* [ABOUT THIS EXERCISE]:
Which lines in the records below hold the word "Recent"? Copy each of them.

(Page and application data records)
= = = = = = =

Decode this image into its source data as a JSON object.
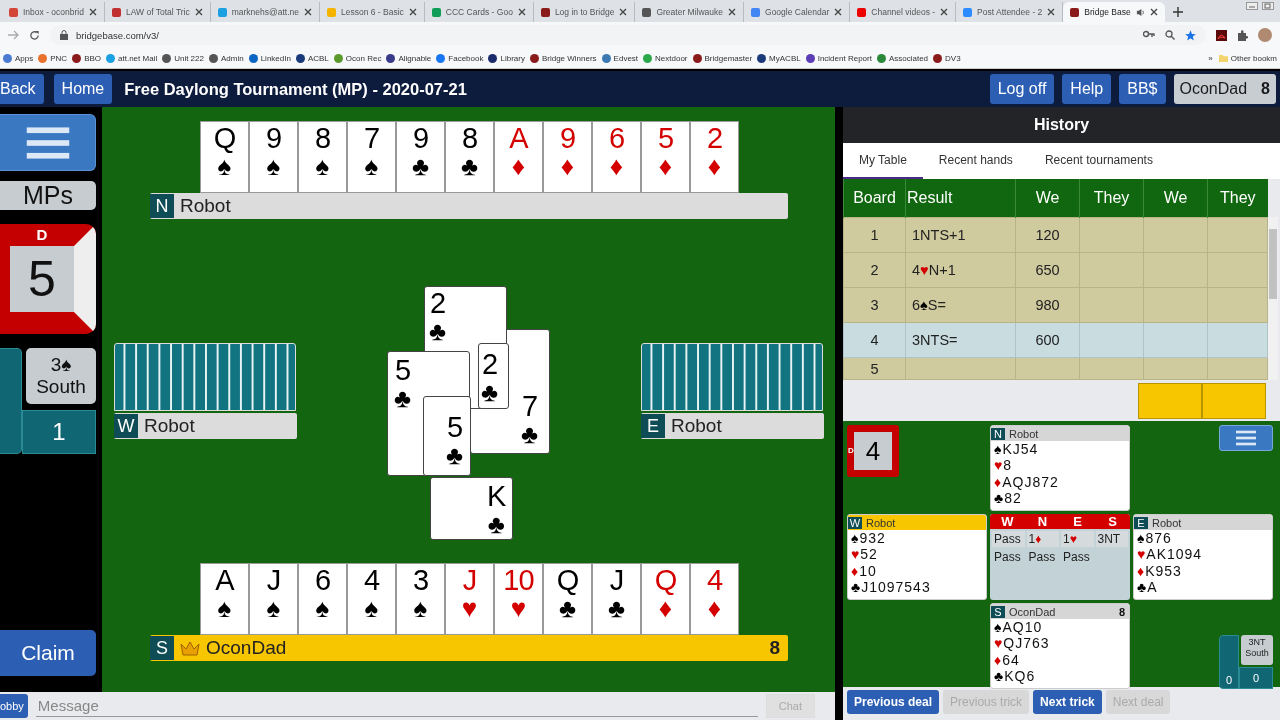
{
  "browser": {
    "tabs": [
      {
        "title": "Inbox - oconbrid",
        "color": "#d44638",
        "selected": false
      },
      {
        "title": "LAW of Total Tric",
        "color": "#c03030",
        "selected": false
      },
      {
        "title": "marknehs@att.ne",
        "color": "#1ba1e2",
        "selected": false
      },
      {
        "title": "Lesson 6 - Basic",
        "color": "#f4b400",
        "selected": false
      },
      {
        "title": "CCC Cards - Goo",
        "color": "#0f9d58",
        "selected": false
      },
      {
        "title": "Log in to Bridge",
        "color": "#8b1a1a",
        "selected": false
      },
      {
        "title": "Greater Milwauke",
        "color": "#555555",
        "selected": false
      },
      {
        "title": "Google Calendar",
        "color": "#4285f4",
        "selected": false
      },
      {
        "title": "Channel videos -",
        "color": "#ee0000",
        "selected": false
      },
      {
        "title": "Post Attendee - 2",
        "color": "#2d8cff",
        "selected": false
      },
      {
        "title": "Bridge Base",
        "color": "#8b1a1a",
        "selected": true
      }
    ],
    "url": "bridgebase.com/v3/",
    "bookmarks": [
      {
        "label": "Apps",
        "color": "#4a7bd0"
      },
      {
        "label": "PNC",
        "color": "#e8712b"
      },
      {
        "label": "BBO",
        "color": "#8b1a1a"
      },
      {
        "label": "att.net Mail",
        "color": "#1ba1e2"
      },
      {
        "label": "Unit 222",
        "color": "#555555"
      },
      {
        "label": "Admin",
        "color": "#555555"
      },
      {
        "label": "LinkedIn",
        "color": "#0a66c2"
      },
      {
        "label": "ACBL",
        "color": "#1a3a7a"
      },
      {
        "label": "Ocon Rec",
        "color": "#5a9a2a"
      },
      {
        "label": "Alignable",
        "color": "#3a3a8a"
      },
      {
        "label": "Facebook",
        "color": "#1877f2"
      },
      {
        "label": "Library",
        "color": "#1a2a6a"
      },
      {
        "label": "Bridge Winners",
        "color": "#8b1a1a"
      },
      {
        "label": "Edvest",
        "color": "#3a7ab0"
      },
      {
        "label": "Nextdoor",
        "color": "#2aa84a"
      },
      {
        "label": "Bridgemaster",
        "color": "#8b1a1a"
      },
      {
        "label": "MyACBL",
        "color": "#1a3a7a"
      },
      {
        "label": "Incident Report",
        "color": "#5b3db5"
      },
      {
        "label": "Associated",
        "color": "#2a8a3a"
      },
      {
        "label": "DV3",
        "color": "#8b1a1a"
      }
    ],
    "more": "»",
    "other": "Other bookm"
  },
  "app": {
    "nav": [
      "Back",
      "Home"
    ],
    "title": "Free Daylong Tournament (MP) - 2020-07-21",
    "actions": [
      "Log off",
      "Help",
      "BB$"
    ],
    "user": {
      "name": "OconDad",
      "badge": "8"
    }
  },
  "side": {
    "scoring": "MPs",
    "board": {
      "dealer": "D",
      "number": "5"
    },
    "contract": {
      "bid": "3",
      "suit": "♠",
      "declarer": "South"
    },
    "tricks": "1",
    "claim": "Claim"
  },
  "table": {
    "north": {
      "seat": "N",
      "name": "Robot",
      "active": false,
      "cards": [
        {
          "rank": "Q",
          "suit": "♠",
          "red": false
        },
        {
          "rank": "9",
          "suit": "♠",
          "red": false
        },
        {
          "rank": "8",
          "suit": "♠",
          "red": false
        },
        {
          "rank": "7",
          "suit": "♠",
          "red": false
        },
        {
          "rank": "9",
          "suit": "♣",
          "red": false
        },
        {
          "rank": "8",
          "suit": "♣",
          "red": false
        },
        {
          "rank": "A",
          "suit": "♦",
          "red": true
        },
        {
          "rank": "9",
          "suit": "♦",
          "red": true
        },
        {
          "rank": "6",
          "suit": "♦",
          "red": true
        },
        {
          "rank": "5",
          "suit": "♦",
          "red": true
        },
        {
          "rank": "2",
          "suit": "♦",
          "red": true
        }
      ]
    },
    "west": {
      "seat": "W",
      "name": "Robot",
      "active": false
    },
    "east": {
      "seat": "E",
      "name": "Robot",
      "active": false
    },
    "south": {
      "seat": "S",
      "name": "OconDad",
      "active": true,
      "badge": "8",
      "cards": [
        {
          "rank": "A",
          "suit": "♠",
          "red": false
        },
        {
          "rank": "J",
          "suit": "♠",
          "red": false
        },
        {
          "rank": "6",
          "suit": "♠",
          "red": false
        },
        {
          "rank": "4",
          "suit": "♠",
          "red": false
        },
        {
          "rank": "3",
          "suit": "♠",
          "red": false
        },
        {
          "rank": "J",
          "suit": "♥",
          "red": true
        },
        {
          "rank": "10",
          "suit": "♥",
          "red": true
        },
        {
          "rank": "Q",
          "suit": "♣",
          "red": false
        },
        {
          "rank": "J",
          "suit": "♣",
          "red": false
        },
        {
          "rank": "Q",
          "suit": "♦",
          "red": true
        },
        {
          "rank": "4",
          "suit": "♦",
          "red": true
        }
      ]
    },
    "trick": [
      {
        "rank": "7",
        "suit": "♣",
        "red": false
      },
      {
        "rank": "2",
        "suit": "♣",
        "red": false
      },
      {
        "rank": "2",
        "suit": "♣",
        "red": false
      },
      {
        "rank": "5",
        "suit": "♣",
        "red": false
      },
      {
        "rank": "5",
        "suit": "♣",
        "red": false
      },
      {
        "rank": "K",
        "suit": "♣",
        "red": false
      }
    ]
  },
  "chat": {
    "lobby": "obby",
    "placeholder": "Message",
    "send": "Chat"
  },
  "history": {
    "title": "History",
    "tabs": [
      {
        "label": "My Table",
        "selected": true
      },
      {
        "label": "Recent hands",
        "selected": false
      },
      {
        "label": "Recent tournaments",
        "selected": false
      }
    ],
    "columns": [
      "Board",
      "Result",
      "We",
      "They",
      "We",
      "They"
    ],
    "rows": [
      {
        "board": "1",
        "result": {
          "text": "1NTS+1"
        },
        "we": "120",
        "selected": false
      },
      {
        "board": "2",
        "result": {
          "text": "4",
          "suit": "♥",
          "red": true,
          "tail": "N+1"
        },
        "we": "650",
        "selected": false
      },
      {
        "board": "3",
        "result": {
          "text": "6",
          "suit": "♠",
          "red": false,
          "tail": "S="
        },
        "we": "980",
        "selected": false
      },
      {
        "board": "4",
        "result": {
          "text": "3NTS="
        },
        "we": "600",
        "selected": true
      },
      {
        "board": "5",
        "selected": false
      }
    ]
  },
  "deal": {
    "board": {
      "dealer": "D",
      "number": "4"
    },
    "hands": [
      {
        "seat": "N",
        "name": "Robot",
        "active": false,
        "suits": [
          {
            "suit": "♠",
            "red": false,
            "cards": "KJ54"
          },
          {
            "suit": "♥",
            "red": true,
            "cards": "8"
          },
          {
            "suit": "♦",
            "red": true,
            "cards": "AQJ872"
          },
          {
            "suit": "♣",
            "red": false,
            "cards": "82"
          }
        ]
      },
      {
        "seat": "W",
        "name": "Robot",
        "active": true,
        "suits": [
          {
            "suit": "♠",
            "red": false,
            "cards": "932"
          },
          {
            "suit": "♥",
            "red": true,
            "cards": "52"
          },
          {
            "suit": "♦",
            "red": true,
            "cards": "10"
          },
          {
            "suit": "♣",
            "red": false,
            "cards": "J1097543"
          }
        ]
      },
      {
        "seat": "E",
        "name": "Robot",
        "active": false,
        "suits": [
          {
            "suit": "♠",
            "red": false,
            "cards": "876"
          },
          {
            "suit": "♥",
            "red": true,
            "cards": "AK1094"
          },
          {
            "suit": "♦",
            "red": true,
            "cards": "K953"
          },
          {
            "suit": "♣",
            "red": false,
            "cards": "A"
          }
        ]
      },
      {
        "seat": "S",
        "name": "OconDad",
        "active": false,
        "badge": "8",
        "suits": [
          {
            "suit": "♠",
            "red": false,
            "cards": "AQ10"
          },
          {
            "suit": "♥",
            "red": true,
            "cards": "QJ763"
          },
          {
            "suit": "♦",
            "red": true,
            "cards": "64"
          },
          {
            "suit": "♣",
            "red": false,
            "cards": "KQ6"
          }
        ]
      }
    ],
    "auction": {
      "seats": [
        "W",
        "N",
        "E",
        "S"
      ],
      "calls": [
        {
          "text": "Pass"
        },
        {
          "text": "1",
          "suit": "♦",
          "red": true
        },
        {
          "text": "1",
          "suit": "♥",
          "red": true
        },
        {
          "text": "3NT"
        },
        {
          "text": "Pass"
        },
        {
          "text": "Pass"
        },
        {
          "text": "Pass"
        }
      ]
    },
    "score": {
      "contract": "3NT",
      "declarer": "South",
      "ns": "0",
      "ew": "0"
    }
  },
  "footer_buttons": [
    {
      "label": "Previous deal",
      "disabled": false
    },
    {
      "label": "Previous trick",
      "disabled": true
    },
    {
      "label": "Next trick",
      "disabled": false
    },
    {
      "label": "Next deal",
      "disabled": true
    }
  ]
}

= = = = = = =

* [REPLY TO THE TASK]:
        "label": "Recent hands",
        "label": "Recent tournaments",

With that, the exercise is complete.